= AIM OF THE EXERCISE =
Examine each line of the data. Copy those that contain the string "name".

(EXTRACTED INFORMATION Opens)

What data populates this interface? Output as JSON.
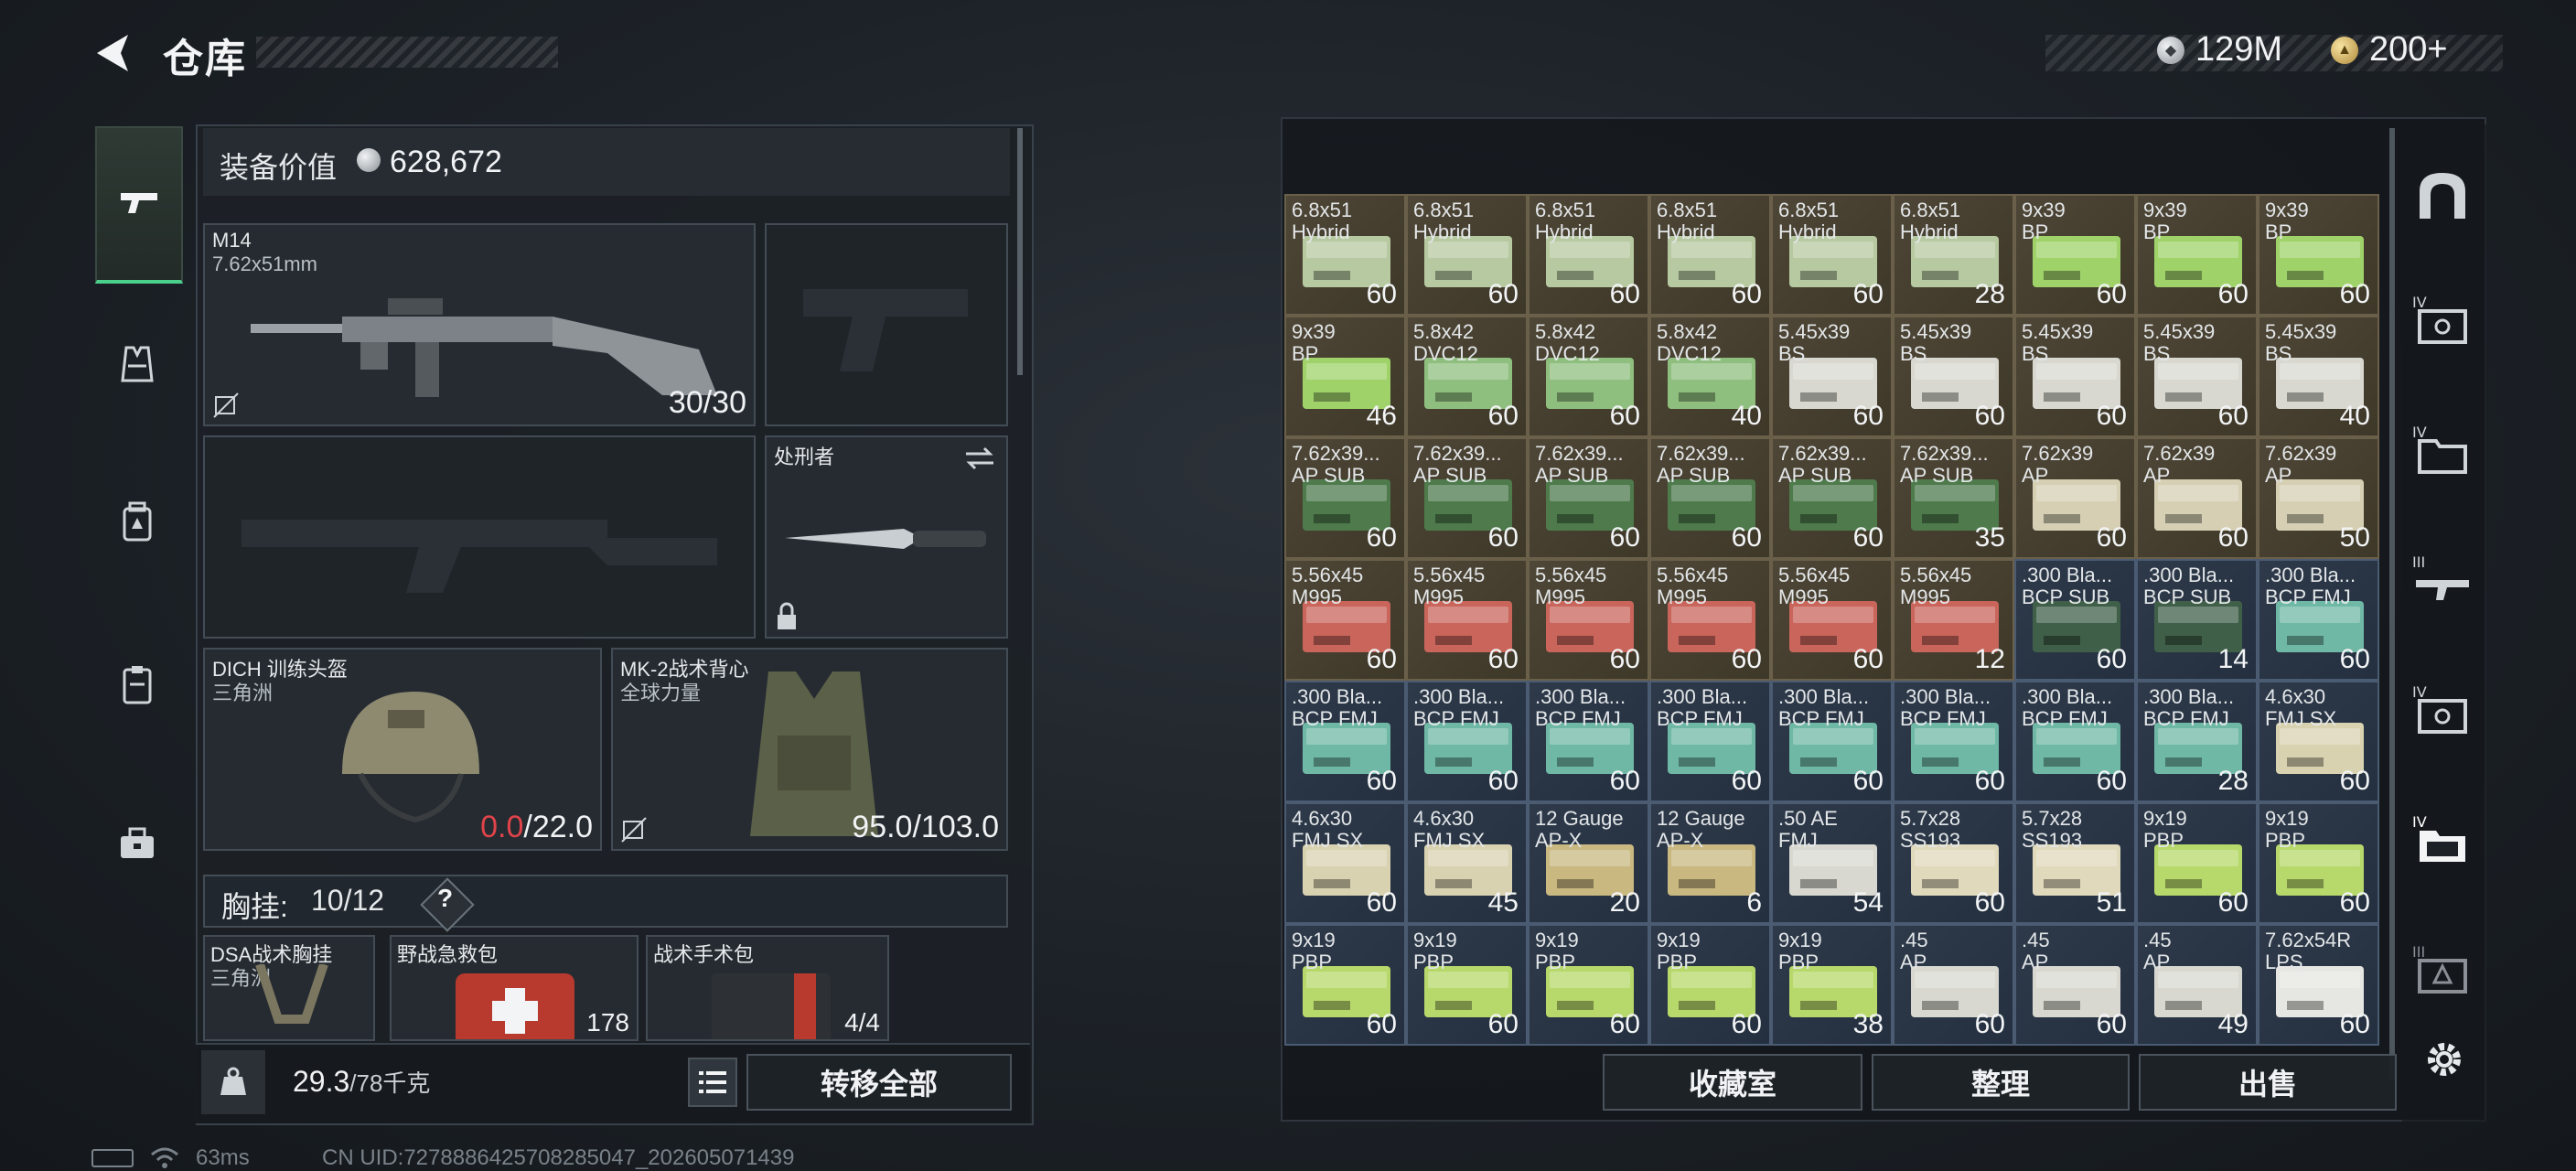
{
  "header": {
    "title": "仓库",
    "currencies": [
      {
        "icon": "silver-coin-icon",
        "value": "129M"
      },
      {
        "icon": "gold-coin-icon",
        "value": "200+"
      }
    ]
  },
  "left_nav": [
    {
      "icon": "pistol-icon",
      "active": true
    },
    {
      "icon": "vest-icon",
      "active": false
    },
    {
      "icon": "backpack-icon",
      "active": false
    },
    {
      "icon": "clipboard-icon",
      "active": false
    },
    {
      "icon": "toolbox-icon",
      "active": false
    }
  ],
  "loadout": {
    "value_label": "装备价值",
    "value": "628,672",
    "primary": {
      "name": "M14",
      "caliber": "7.62x51mm",
      "ammo": "30/30"
    },
    "melee": {
      "name": "处刑者"
    },
    "helmet": {
      "name": "DICH 训练头盔",
      "faction": "三角洲",
      "durability_current": "0.0",
      "durability_max": "/22.0"
    },
    "armor": {
      "name": "MK-2战术背心",
      "faction": "全球力量",
      "durability": "95.0/103.0"
    },
    "chest_rig": {
      "label": "胸挂:",
      "capacity": "10/12",
      "help": "?"
    },
    "rig_items": [
      {
        "name": "DSA战术胸挂",
        "sub": "三角洲",
        "qty": ""
      },
      {
        "name": "野战急救包",
        "sub": "",
        "qty": "178"
      },
      {
        "name": "战术手术包",
        "sub": "",
        "qty": "4/4"
      }
    ],
    "weight": "29.3",
    "weight_max": "/78千克",
    "transfer_all": "转移全部"
  },
  "inventory": [
    {
      "l1": "6.8x51",
      "l2": "Hybrid",
      "qty": "60",
      "color": "#b7c9a0",
      "bg": "gold"
    },
    {
      "l1": "6.8x51",
      "l2": "Hybrid",
      "qty": "60",
      "color": "#b7c9a0",
      "bg": "gold"
    },
    {
      "l1": "6.8x51",
      "l2": "Hybrid",
      "qty": "60",
      "color": "#b7c9a0",
      "bg": "gold"
    },
    {
      "l1": "6.8x51",
      "l2": "Hybrid",
      "qty": "60",
      "color": "#b7c9a0",
      "bg": "gold"
    },
    {
      "l1": "6.8x51",
      "l2": "Hybrid",
      "qty": "60",
      "color": "#b7c9a0",
      "bg": "gold"
    },
    {
      "l1": "6.8x51",
      "l2": "Hybrid",
      "qty": "28",
      "color": "#b7c9a0",
      "bg": "gold"
    },
    {
      "l1": "9x39",
      "l2": "BP",
      "qty": "60",
      "color": "#9fd36a",
      "bg": "gold"
    },
    {
      "l1": "9x39",
      "l2": "BP",
      "qty": "60",
      "color": "#9fd36a",
      "bg": "gold"
    },
    {
      "l1": "9x39",
      "l2": "BP",
      "qty": "60",
      "color": "#9fd36a",
      "bg": "gold"
    },
    {
      "l1": "9x39",
      "l2": "BP",
      "qty": "46",
      "color": "#9fd36a",
      "bg": "gold"
    },
    {
      "l1": "5.8x42",
      "l2": "DVC12",
      "qty": "60",
      "color": "#8fbf7e",
      "bg": "gold"
    },
    {
      "l1": "5.8x42",
      "l2": "DVC12",
      "qty": "60",
      "color": "#8fbf7e",
      "bg": "gold"
    },
    {
      "l1": "5.8x42",
      "l2": "DVC12",
      "qty": "40",
      "color": "#8fbf7e",
      "bg": "gold"
    },
    {
      "l1": "5.45x39",
      "l2": "BS",
      "qty": "60",
      "color": "#d8d8d0",
      "bg": "gold"
    },
    {
      "l1": "5.45x39",
      "l2": "BS",
      "qty": "60",
      "color": "#d8d8d0",
      "bg": "gold"
    },
    {
      "l1": "5.45x39",
      "l2": "BS",
      "qty": "60",
      "color": "#d8d8d0",
      "bg": "gold"
    },
    {
      "l1": "5.45x39",
      "l2": "BS",
      "qty": "60",
      "color": "#d8d8d0",
      "bg": "gold"
    },
    {
      "l1": "5.45x39",
      "l2": "BS",
      "qty": "40",
      "color": "#d8d8d0",
      "bg": "gold"
    },
    {
      "l1": "7.62x39...",
      "l2": "AP SUB",
      "qty": "60",
      "color": "#4e7a4c",
      "bg": "gold"
    },
    {
      "l1": "7.62x39...",
      "l2": "AP SUB",
      "qty": "60",
      "color": "#4e7a4c",
      "bg": "gold"
    },
    {
      "l1": "7.62x39...",
      "l2": "AP SUB",
      "qty": "60",
      "color": "#4e7a4c",
      "bg": "gold"
    },
    {
      "l1": "7.62x39...",
      "l2": "AP SUB",
      "qty": "60",
      "color": "#4e7a4c",
      "bg": "gold"
    },
    {
      "l1": "7.62x39...",
      "l2": "AP SUB",
      "qty": "60",
      "color": "#4e7a4c",
      "bg": "gold"
    },
    {
      "l1": "7.62x39...",
      "l2": "AP SUB",
      "qty": "35",
      "color": "#4e7a4c",
      "bg": "gold"
    },
    {
      "l1": "7.62x39",
      "l2": "AP",
      "qty": "60",
      "color": "#d6cfb4",
      "bg": "gold"
    },
    {
      "l1": "7.62x39",
      "l2": "AP",
      "qty": "60",
      "color": "#d6cfb4",
      "bg": "gold"
    },
    {
      "l1": "7.62x39",
      "l2": "AP",
      "qty": "50",
      "color": "#d6cfb4",
      "bg": "gold"
    },
    {
      "l1": "5.56x45",
      "l2": "M995",
      "qty": "60",
      "color": "#c9655b",
      "bg": "gold"
    },
    {
      "l1": "5.56x45",
      "l2": "M995",
      "qty": "60",
      "color": "#c9655b",
      "bg": "gold"
    },
    {
      "l1": "5.56x45",
      "l2": "M995",
      "qty": "60",
      "color": "#c9655b",
      "bg": "gold"
    },
    {
      "l1": "5.56x45",
      "l2": "M995",
      "qty": "60",
      "color": "#c9655b",
      "bg": "gold"
    },
    {
      "l1": "5.56x45",
      "l2": "M995",
      "qty": "60",
      "color": "#c9655b",
      "bg": "gold"
    },
    {
      "l1": "5.56x45",
      "l2": "M995",
      "qty": "12",
      "color": "#c9655b",
      "bg": "gold"
    },
    {
      "l1": ".300 Bla...",
      "l2": "BCP SUB",
      "qty": "60",
      "color": "#3f5f48",
      "bg": "blue"
    },
    {
      "l1": ".300 Bla...",
      "l2": "BCP SUB",
      "qty": "14",
      "color": "#3f5f48",
      "bg": "blue"
    },
    {
      "l1": ".300 Bla...",
      "l2": "BCP FMJ",
      "qty": "60",
      "color": "#6fb8a6",
      "bg": "blue"
    },
    {
      "l1": ".300 Bla...",
      "l2": "BCP FMJ",
      "qty": "60",
      "color": "#6fb8a6",
      "bg": "blue"
    },
    {
      "l1": ".300 Bla...",
      "l2": "BCP FMJ",
      "qty": "60",
      "color": "#6fb8a6",
      "bg": "blue"
    },
    {
      "l1": ".300 Bla...",
      "l2": "BCP FMJ",
      "qty": "60",
      "color": "#6fb8a6",
      "bg": "blue"
    },
    {
      "l1": ".300 Bla...",
      "l2": "BCP FMJ",
      "qty": "60",
      "color": "#6fb8a6",
      "bg": "blue"
    },
    {
      "l1": ".300 Bla...",
      "l2": "BCP FMJ",
      "qty": "60",
      "color": "#6fb8a6",
      "bg": "blue"
    },
    {
      "l1": ".300 Bla...",
      "l2": "BCP FMJ",
      "qty": "60",
      "color": "#6fb8a6",
      "bg": "blue"
    },
    {
      "l1": ".300 Bla...",
      "l2": "BCP FMJ",
      "qty": "60",
      "color": "#6fb8a6",
      "bg": "blue"
    },
    {
      "l1": ".300 Bla...",
      "l2": "BCP FMJ",
      "qty": "28",
      "color": "#6fb8a6",
      "bg": "blue"
    },
    {
      "l1": "4.6x30",
      "l2": "FMJ SX",
      "qty": "60",
      "color": "#d9d2b0",
      "bg": "blue"
    },
    {
      "l1": "4.6x30",
      "l2": "FMJ SX",
      "qty": "60",
      "color": "#d9d2b0",
      "bg": "blue"
    },
    {
      "l1": "4.6x30",
      "l2": "FMJ SX",
      "qty": "45",
      "color": "#d9d2b0",
      "bg": "blue"
    },
    {
      "l1": "12 Gauge",
      "l2": "AP-X",
      "qty": "20",
      "color": "#c9b880",
      "bg": "blue"
    },
    {
      "l1": "12 Gauge",
      "l2": "AP-X",
      "qty": "6",
      "color": "#c9b880",
      "bg": "blue"
    },
    {
      "l1": ".50 AE",
      "l2": "FMJ",
      "qty": "54",
      "color": "#d8d8d0",
      "bg": "blue"
    },
    {
      "l1": "5.7x28",
      "l2": "SS193",
      "qty": "60",
      "color": "#e0d9bc",
      "bg": "blue"
    },
    {
      "l1": "5.7x28",
      "l2": "SS193",
      "qty": "51",
      "color": "#e0d9bc",
      "bg": "blue"
    },
    {
      "l1": "9x19",
      "l2": "PBP",
      "qty": "60",
      "color": "#b7d86a",
      "bg": "blue"
    },
    {
      "l1": "9x19",
      "l2": "PBP",
      "qty": "60",
      "color": "#b7d86a",
      "bg": "blue"
    },
    {
      "l1": "9x19",
      "l2": "PBP",
      "qty": "60",
      "color": "#b7d86a",
      "bg": "blue"
    },
    {
      "l1": "9x19",
      "l2": "PBP",
      "qty": "60",
      "color": "#b7d86a",
      "bg": "blue"
    },
    {
      "l1": "9x19",
      "l2": "PBP",
      "qty": "60",
      "color": "#b7d86a",
      "bg": "blue"
    },
    {
      "l1": "9x19",
      "l2": "PBP",
      "qty": "60",
      "color": "#b7d86a",
      "bg": "blue"
    },
    {
      "l1": "9x19",
      "l2": "PBP",
      "qty": "38",
      "color": "#b7d86a",
      "bg": "blue"
    },
    {
      "l1": ".45",
      "l2": "AP",
      "qty": "60",
      "color": "#d8d8d0",
      "bg": "blue"
    },
    {
      "l1": ".45",
      "l2": "AP",
      "qty": "60",
      "color": "#d8d8d0",
      "bg": "blue"
    },
    {
      "l1": ".45",
      "l2": "AP",
      "qty": "49",
      "color": "#d8d8d0",
      "bg": "blue"
    },
    {
      "l1": "7.62x54R",
      "l2": "LPS",
      "qty": "60",
      "color": "#e6e6e2",
      "bg": "blue"
    }
  ],
  "right_nav": [
    {
      "icon": "arch-icon"
    },
    {
      "icon": "secure-box-iv-icon"
    },
    {
      "icon": "folder-iv-icon"
    },
    {
      "icon": "rifle-iii-icon"
    },
    {
      "icon": "secure-box-iv-icon-2"
    },
    {
      "icon": "folder-iv-icon-active"
    },
    {
      "icon": "box-iii-icon"
    }
  ],
  "bottom_buttons": {
    "collection": "收藏室",
    "sort": "整理",
    "sell": "出售"
  },
  "status": {
    "ping": "63ms",
    "uid": "CN UID:7278886425708285047_202605071439"
  }
}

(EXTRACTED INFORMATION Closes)

= ANSWER TO THIS TASK =
      "name": "M14",
      "name": "处刑者"
      "name": "DICH 训练头盔",
      "name": "MK-2战术背心",
        "name": "DSA战术胸挂",
        "name": "野战急救包",
        "name": "战术手术包",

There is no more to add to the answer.